** Data **
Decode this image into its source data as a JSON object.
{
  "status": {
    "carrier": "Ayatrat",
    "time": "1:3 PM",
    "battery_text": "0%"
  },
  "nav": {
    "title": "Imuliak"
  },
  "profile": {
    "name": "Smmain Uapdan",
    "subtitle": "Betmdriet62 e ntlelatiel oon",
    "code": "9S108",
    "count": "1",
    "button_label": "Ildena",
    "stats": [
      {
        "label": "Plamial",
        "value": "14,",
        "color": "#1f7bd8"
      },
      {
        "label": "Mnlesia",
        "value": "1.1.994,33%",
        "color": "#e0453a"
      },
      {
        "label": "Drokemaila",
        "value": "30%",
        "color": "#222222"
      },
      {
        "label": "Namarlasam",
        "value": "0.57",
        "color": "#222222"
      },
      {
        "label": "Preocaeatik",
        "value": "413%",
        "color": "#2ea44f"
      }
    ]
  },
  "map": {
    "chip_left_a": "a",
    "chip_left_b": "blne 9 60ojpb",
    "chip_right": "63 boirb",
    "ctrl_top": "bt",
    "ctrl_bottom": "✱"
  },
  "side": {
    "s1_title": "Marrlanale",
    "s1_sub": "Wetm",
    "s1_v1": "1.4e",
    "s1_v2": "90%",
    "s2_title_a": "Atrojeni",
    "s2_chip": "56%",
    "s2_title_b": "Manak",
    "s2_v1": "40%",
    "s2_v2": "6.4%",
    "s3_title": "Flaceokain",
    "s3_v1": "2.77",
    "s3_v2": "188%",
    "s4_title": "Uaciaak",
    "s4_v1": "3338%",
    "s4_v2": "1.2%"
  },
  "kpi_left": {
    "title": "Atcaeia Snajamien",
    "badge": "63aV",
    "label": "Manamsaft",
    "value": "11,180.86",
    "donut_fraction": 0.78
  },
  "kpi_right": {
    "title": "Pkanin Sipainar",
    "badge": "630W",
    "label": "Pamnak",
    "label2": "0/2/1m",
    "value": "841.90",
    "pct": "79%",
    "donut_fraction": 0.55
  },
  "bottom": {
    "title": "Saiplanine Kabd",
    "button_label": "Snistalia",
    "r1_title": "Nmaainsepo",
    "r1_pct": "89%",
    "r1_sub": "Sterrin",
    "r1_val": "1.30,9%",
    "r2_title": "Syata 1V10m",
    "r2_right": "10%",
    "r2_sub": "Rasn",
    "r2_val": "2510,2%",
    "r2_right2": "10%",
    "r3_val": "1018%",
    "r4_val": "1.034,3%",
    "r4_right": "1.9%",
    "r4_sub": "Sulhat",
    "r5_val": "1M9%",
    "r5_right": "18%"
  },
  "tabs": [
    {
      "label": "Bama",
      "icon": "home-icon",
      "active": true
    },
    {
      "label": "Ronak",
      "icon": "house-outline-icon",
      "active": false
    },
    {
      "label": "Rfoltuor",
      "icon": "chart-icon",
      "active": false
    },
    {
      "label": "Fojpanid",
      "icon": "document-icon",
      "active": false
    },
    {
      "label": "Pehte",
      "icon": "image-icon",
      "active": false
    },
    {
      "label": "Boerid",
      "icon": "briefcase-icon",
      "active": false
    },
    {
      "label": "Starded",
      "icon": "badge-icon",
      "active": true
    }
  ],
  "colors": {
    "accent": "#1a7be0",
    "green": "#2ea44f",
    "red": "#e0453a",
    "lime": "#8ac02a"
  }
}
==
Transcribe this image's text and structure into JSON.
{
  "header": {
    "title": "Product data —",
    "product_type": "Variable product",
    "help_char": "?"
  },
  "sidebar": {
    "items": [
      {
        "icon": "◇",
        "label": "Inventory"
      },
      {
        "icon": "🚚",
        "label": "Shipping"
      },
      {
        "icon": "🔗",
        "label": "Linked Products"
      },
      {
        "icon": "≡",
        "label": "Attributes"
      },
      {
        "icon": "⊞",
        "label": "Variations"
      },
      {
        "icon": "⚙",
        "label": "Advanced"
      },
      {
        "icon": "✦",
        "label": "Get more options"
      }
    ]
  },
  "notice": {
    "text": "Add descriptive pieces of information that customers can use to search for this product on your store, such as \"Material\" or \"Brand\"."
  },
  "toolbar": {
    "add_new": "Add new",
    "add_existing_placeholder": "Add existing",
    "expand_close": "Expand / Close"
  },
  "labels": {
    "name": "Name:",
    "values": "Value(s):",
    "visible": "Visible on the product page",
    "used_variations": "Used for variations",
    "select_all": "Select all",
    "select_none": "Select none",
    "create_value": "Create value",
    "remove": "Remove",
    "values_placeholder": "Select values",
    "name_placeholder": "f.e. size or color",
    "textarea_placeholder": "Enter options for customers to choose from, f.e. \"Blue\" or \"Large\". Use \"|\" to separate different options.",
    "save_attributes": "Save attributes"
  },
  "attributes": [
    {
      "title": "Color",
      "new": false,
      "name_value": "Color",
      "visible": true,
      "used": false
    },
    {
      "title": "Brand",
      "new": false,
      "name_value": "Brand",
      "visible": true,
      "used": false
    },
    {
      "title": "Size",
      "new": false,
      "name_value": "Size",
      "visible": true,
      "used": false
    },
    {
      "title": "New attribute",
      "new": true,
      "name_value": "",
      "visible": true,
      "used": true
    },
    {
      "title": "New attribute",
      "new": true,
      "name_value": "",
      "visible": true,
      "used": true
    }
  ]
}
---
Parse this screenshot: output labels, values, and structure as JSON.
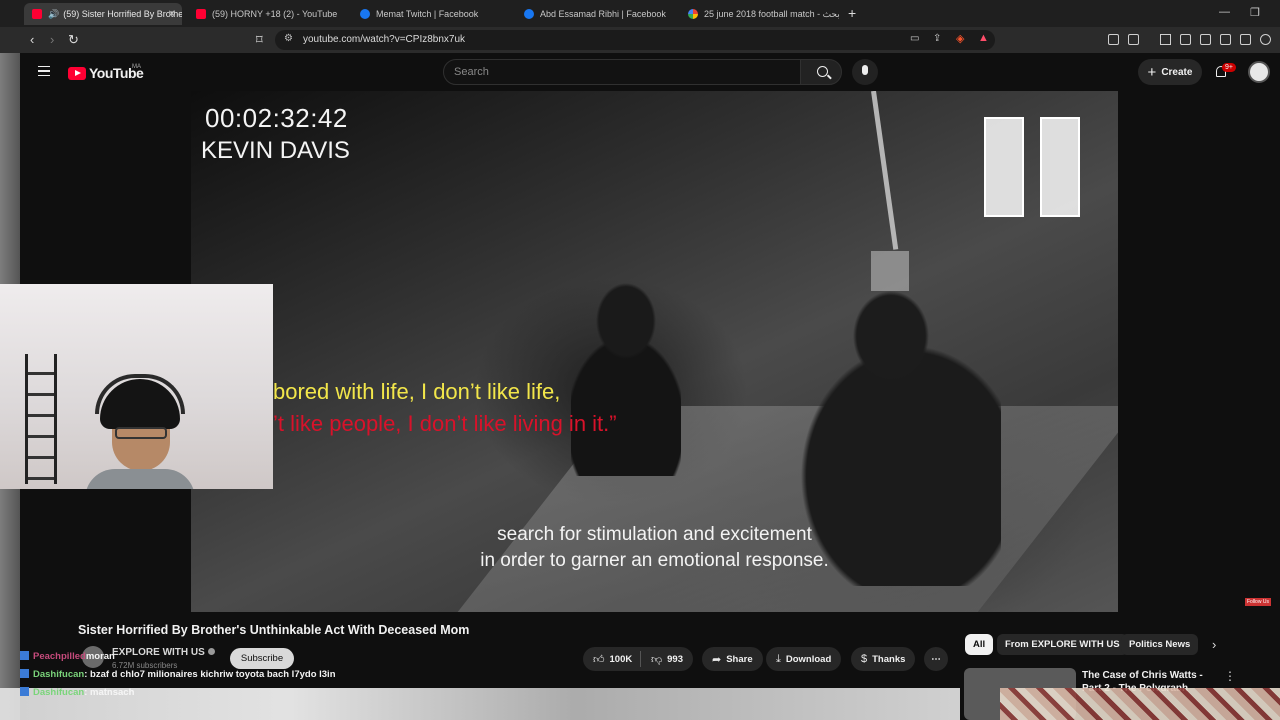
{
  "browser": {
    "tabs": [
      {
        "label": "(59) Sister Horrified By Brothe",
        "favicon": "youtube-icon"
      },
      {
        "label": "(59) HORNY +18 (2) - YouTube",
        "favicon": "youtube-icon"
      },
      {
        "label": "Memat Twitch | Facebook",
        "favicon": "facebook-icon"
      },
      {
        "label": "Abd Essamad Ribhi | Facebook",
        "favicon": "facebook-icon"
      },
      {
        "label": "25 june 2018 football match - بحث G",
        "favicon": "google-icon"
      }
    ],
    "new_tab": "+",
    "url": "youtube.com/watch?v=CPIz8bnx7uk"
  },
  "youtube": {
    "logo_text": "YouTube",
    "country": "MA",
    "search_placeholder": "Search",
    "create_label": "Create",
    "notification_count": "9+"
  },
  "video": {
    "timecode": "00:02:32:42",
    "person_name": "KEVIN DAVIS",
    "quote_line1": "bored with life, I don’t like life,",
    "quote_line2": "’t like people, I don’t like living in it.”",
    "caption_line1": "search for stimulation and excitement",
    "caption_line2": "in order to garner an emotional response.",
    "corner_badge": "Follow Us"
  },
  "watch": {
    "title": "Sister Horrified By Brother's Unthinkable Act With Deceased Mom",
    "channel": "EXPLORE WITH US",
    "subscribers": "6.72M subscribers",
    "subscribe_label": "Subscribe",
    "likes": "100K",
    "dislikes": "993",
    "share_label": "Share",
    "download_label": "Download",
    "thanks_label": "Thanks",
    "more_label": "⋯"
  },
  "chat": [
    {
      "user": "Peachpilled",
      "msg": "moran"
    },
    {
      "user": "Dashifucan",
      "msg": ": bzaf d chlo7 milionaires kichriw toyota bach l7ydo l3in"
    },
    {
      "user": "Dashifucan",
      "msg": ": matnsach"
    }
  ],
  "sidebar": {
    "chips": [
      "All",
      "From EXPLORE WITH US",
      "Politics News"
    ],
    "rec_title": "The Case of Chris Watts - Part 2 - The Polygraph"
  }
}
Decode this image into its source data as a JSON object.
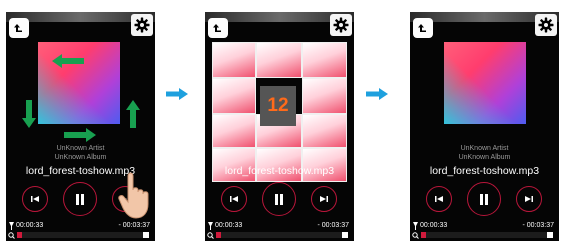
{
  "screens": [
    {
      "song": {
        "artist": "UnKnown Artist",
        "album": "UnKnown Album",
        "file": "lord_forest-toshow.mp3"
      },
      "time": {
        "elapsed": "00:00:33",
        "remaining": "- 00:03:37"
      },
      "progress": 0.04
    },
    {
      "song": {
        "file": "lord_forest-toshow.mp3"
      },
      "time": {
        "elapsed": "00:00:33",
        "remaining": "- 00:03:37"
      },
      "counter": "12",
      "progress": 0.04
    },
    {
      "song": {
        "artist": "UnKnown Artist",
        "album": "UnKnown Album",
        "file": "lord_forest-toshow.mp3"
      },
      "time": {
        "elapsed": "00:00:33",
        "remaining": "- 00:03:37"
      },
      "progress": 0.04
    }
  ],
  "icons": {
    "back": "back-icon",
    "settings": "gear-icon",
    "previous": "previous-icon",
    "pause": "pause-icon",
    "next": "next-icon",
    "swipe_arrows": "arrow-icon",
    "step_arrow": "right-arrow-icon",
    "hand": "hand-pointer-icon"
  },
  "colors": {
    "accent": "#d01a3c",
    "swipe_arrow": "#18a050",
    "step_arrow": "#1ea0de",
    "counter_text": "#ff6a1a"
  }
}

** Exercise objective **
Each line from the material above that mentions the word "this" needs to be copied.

** Your solution **
Decode this image into its source data as a JSON object.
Transcribe this image's text and structure into JSON.
    "text": "Add descriptive pieces of information that customers can use to search for this product on your store, such as \"Material\" or \"Brand\"."
Parse this screenshot: output labels, values, and structure as JSON.
Decode this image into its source data as a JSON object.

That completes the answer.